WHAT THE EXERCISE ASKS: Each line of the material that mentions the word "data" is to be copied.

---- RECORD SET

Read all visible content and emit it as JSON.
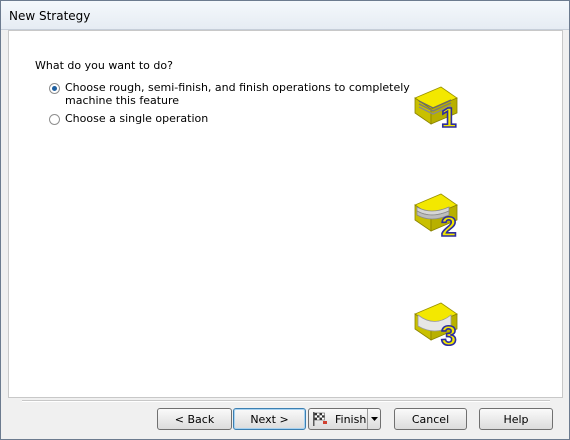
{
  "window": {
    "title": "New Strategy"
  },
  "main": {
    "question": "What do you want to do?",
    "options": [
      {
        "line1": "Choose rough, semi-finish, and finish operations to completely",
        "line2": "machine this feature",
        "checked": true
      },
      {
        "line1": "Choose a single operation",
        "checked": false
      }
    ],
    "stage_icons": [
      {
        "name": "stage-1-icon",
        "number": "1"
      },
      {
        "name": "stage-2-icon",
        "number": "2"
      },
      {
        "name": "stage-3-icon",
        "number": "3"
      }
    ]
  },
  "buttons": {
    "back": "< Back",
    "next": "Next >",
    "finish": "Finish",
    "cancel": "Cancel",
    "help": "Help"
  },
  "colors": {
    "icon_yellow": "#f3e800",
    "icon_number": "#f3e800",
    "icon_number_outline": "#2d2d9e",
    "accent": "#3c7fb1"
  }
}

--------
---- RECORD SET

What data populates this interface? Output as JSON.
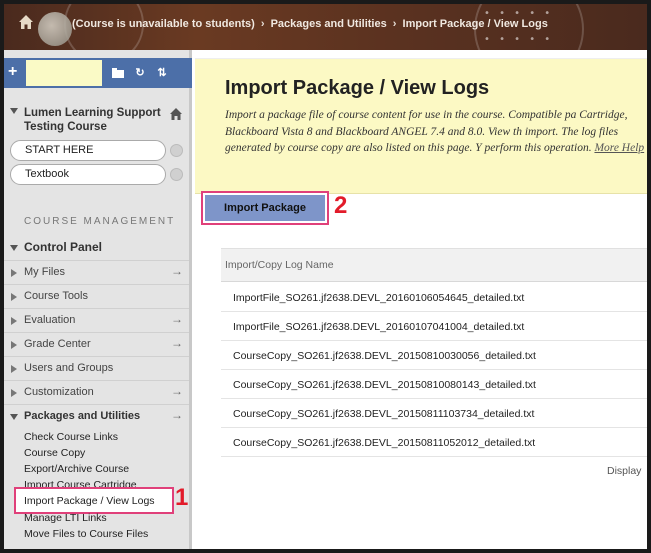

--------
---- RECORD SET

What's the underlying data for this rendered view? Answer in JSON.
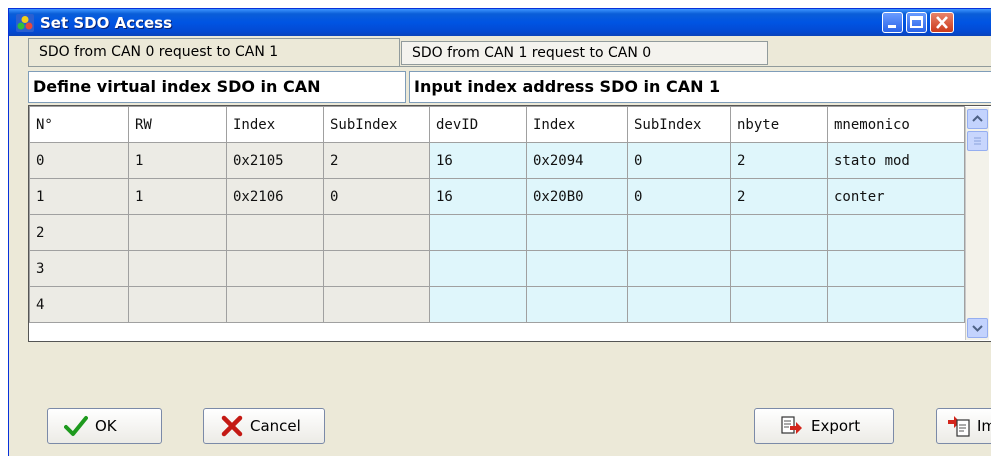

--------

TASK OUTPUT:
What data populates this interface? Output as JSON.
What's the underlying data for this rendered view? Answer in JSON.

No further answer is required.